The roundabout section house, likewise called the Cabildo, highlights a shocking cut vault and a Murillo perfect work of art, La inmaculada, set high over the diocese supervisor’s honored position. The room was worked somewhere in the range of 1558 and 1592 as a scene for gatherings of the basilica progression.
Indeed, even in a congregation as marvelous as this, the Capilla Mayor (Main Chapel) stands apart with its astounding Gothic retable, figured to be the world’s biggest altarpiece. Started by Flemish stone worker Pieter Dancart in 1482 and wrapped up by others in 1564, this ocean of overlaid and polychromed wood holds in excess of 1000 cut scriptural figures. At the focal point of the most minimal level is a modest thirteenth century silver-plated cedar picture of the Virgen de la sede (Virgin of the See), benefactor of the house of prayer.

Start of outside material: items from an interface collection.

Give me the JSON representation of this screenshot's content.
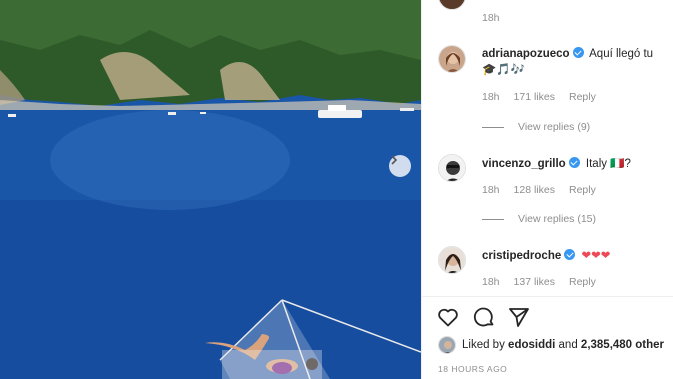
{
  "post": {
    "next_icon": "chevron-right-icon"
  },
  "comments": [
    {
      "username": "",
      "time": "18h"
    },
    {
      "username": "adrianapozueco",
      "text": "Aquí llegó tu",
      "text_line2": "🎓🎵🎶",
      "time": "18h",
      "likes": "171 likes",
      "reply": "Reply",
      "view_replies": "View replies (9)"
    },
    {
      "username": "vincenzo_grillo",
      "text": "Italy 🇮🇹?",
      "time": "18h",
      "likes": "128 likes",
      "reply": "Reply",
      "view_replies": "View replies (15)"
    },
    {
      "username": "cristipedroche",
      "text": "❤❤❤",
      "time": "18h",
      "likes": "137 likes",
      "reply": "Reply"
    }
  ],
  "actions": {
    "like_icon": "heart-icon",
    "comment_icon": "comment-icon",
    "share_icon": "share-icon"
  },
  "liked_by": {
    "prefix": "Liked by",
    "user": "edosiddi",
    "connector": "and",
    "count": "2,385,480 other"
  },
  "timestamp": "18 HOURS AGO",
  "colors": {
    "verified": "#3897f0",
    "meta": "#8e8e8e",
    "sea": "#1a55a6"
  }
}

West of the Capilla is the Choir into which is consolidated an immense organ.
Southern and Northern Chapels
The sanctuaries along the southern and northern sides of the church building hold yet progressively imaginative fortunes. Of specific note is the Capilla de San Antonio, at the western finish of the northern path, lodging Murillo’s humongous 1656 portrayal of the vision of St Anthony of Padua. The artistic creation was casualty of a challenging workmanship heist in 1874.
In the northeastern corner of the house of God you’ll discover the passage to the Giralda. The move to the top includes strolling up 35 slopes, constructed with the goal that the watchmen could ride up on horseback, and a little trip of stairs at the top. Your reward is shocking housetop sees.
The ornamental block tower, which tops out at 104m, was the minaret of the mosque, developed somewhere in the range of 1184 and 1198 at the stature of Almohad control. Its extents, sensitive block design improvement and shading, which changes with the light, make it maybe Spain’s absolute best Islamic structure. The highest parts – from chime level up – were included the sixteenth century, when Spanish Christians were caught up with ‘enhancing’ enduring Islamic structures. At the top is El Giraldillo, a sixteenth century bronze weathervane speaking to ‘confidence’, that has become an image of Seville.
Yard de los Naranjos
Outside the house of prayer’s northern side, this porch was initially the mosque’s primary yard. It’s planted with 66 naranjos (orange trees), and has a little Visigothic wellspring in the middle. Pay special mind to a stuffed crocodile hanging over the patio’s entryway – it’s a reproduction of a blessing the Sultan of Egypt gave Alfonso X in around 1260.